-Instapaper. Throughout the day, I come across various articles that I want to read, but don’t have the time to read right then. Instapaper lets me save these pages for reading later. I actually have a habit of carving out an hour or two to read thru everything I have saved. This also has the bonus effect of not being distracted by articles which may seem like a good idea at the time, but a couple of days later seem irrelevant or only interesting as a distraction. I also use IFTT so that by favoriting Tweets in any Twitter client I am using they automatically get saved to Instapaper. After iAnnotate, Instapaper is probably the app I used most. (Although you can access Instapaper on any computing device.)

-Astrid. I played around a lot (way too much perhaps) with various todo list organizers. But this is the one I settled on. Mainly it came down to interface and cross platform use, coupled with the ability to connect to other services I use. I am still trying to figure out a way to integrate a todo list with voice commands effectively. I might hook Astrid to Prodcteev just to accomplish this.

-WiTopia. This is a paid VPN service. When connecting to the net via an untrusted connection a VPN service is critical. Our University I am sure has one they provide, but I prefer to control my own.
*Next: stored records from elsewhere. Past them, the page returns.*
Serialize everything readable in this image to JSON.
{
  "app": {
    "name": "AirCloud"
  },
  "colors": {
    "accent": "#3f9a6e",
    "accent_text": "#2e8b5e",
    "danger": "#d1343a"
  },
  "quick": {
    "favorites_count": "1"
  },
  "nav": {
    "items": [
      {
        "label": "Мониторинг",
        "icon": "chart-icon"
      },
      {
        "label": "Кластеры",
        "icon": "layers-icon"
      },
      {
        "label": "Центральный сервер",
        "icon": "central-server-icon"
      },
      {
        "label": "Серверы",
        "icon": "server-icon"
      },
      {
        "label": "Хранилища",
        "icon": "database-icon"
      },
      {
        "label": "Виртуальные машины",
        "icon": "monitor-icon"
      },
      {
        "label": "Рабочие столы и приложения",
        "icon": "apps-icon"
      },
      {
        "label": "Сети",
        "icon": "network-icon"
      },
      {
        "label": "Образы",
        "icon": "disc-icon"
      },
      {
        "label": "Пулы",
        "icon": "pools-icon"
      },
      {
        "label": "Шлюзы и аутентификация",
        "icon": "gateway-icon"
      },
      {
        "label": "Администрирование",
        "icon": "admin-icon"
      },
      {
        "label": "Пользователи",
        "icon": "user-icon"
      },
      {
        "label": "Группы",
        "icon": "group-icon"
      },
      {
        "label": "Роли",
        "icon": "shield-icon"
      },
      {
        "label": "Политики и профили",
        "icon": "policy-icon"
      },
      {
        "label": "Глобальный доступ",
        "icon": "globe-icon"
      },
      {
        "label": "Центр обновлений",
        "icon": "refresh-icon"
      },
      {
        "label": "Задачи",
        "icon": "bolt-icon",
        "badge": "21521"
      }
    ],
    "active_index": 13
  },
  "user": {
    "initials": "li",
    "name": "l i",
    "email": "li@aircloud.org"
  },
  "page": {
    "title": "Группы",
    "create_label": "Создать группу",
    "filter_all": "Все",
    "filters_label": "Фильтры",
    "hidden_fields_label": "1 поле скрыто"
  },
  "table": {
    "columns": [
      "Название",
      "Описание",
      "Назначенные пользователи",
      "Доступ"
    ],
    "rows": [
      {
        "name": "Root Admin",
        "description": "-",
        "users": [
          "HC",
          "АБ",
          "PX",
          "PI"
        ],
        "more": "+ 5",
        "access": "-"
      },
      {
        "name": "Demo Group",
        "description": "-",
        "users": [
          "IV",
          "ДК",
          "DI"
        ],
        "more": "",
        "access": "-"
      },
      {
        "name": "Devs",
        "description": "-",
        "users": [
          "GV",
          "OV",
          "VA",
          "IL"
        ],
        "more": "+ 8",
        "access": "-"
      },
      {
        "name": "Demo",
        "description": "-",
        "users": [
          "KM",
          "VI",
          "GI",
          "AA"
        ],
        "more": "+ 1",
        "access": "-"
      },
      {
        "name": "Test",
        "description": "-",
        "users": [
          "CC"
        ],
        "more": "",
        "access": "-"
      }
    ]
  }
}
A serious advanatage of WiTopia is that I can pick from an elaborate range of locations enabling me to connect to the net with an IP from anyone of a number of countries and getting outside of the “American” centric net (not to mention for watching the BBC). Even on campus I will use the VPN if I want to hide my traffic for anyone of a number of reasons. WiTopia is safe, easy to install, and works across all my devices.

-AutoHotKey or TextExpander. These programs are ridiculously useful. I specify a series of characters and they are then instally replaced another. For example I type “aadd” anytime I want to add my mailing address to something and “aadd” is replaced by my full snail mail address. I use this for titles of books I have to type a lot, or code shortcuts: I never actually type “””.” You can also set up these programs to automatically drop in the most recently copied text, or insert today’s date etc.

-gedit. I used to use word processors or Scrivener to write. Now I just use a simple text editing program. Forget making the text look good, that’s for later. Now when I write I work it a very simple text only environment. On the Mac I had switched over to TextMate, on my home computer I use gedit. Seriously 80% of what I write starts off as basic text.

-A Good Hosting Service. The cloud and free services are one thing, but the ability to host your own site and control your own data etc., for me is crucial. Get your own hosting service for your website, set up your own email and stop counting on someone to do this for you. I prefer HostGator. But there are lots of good ones out there.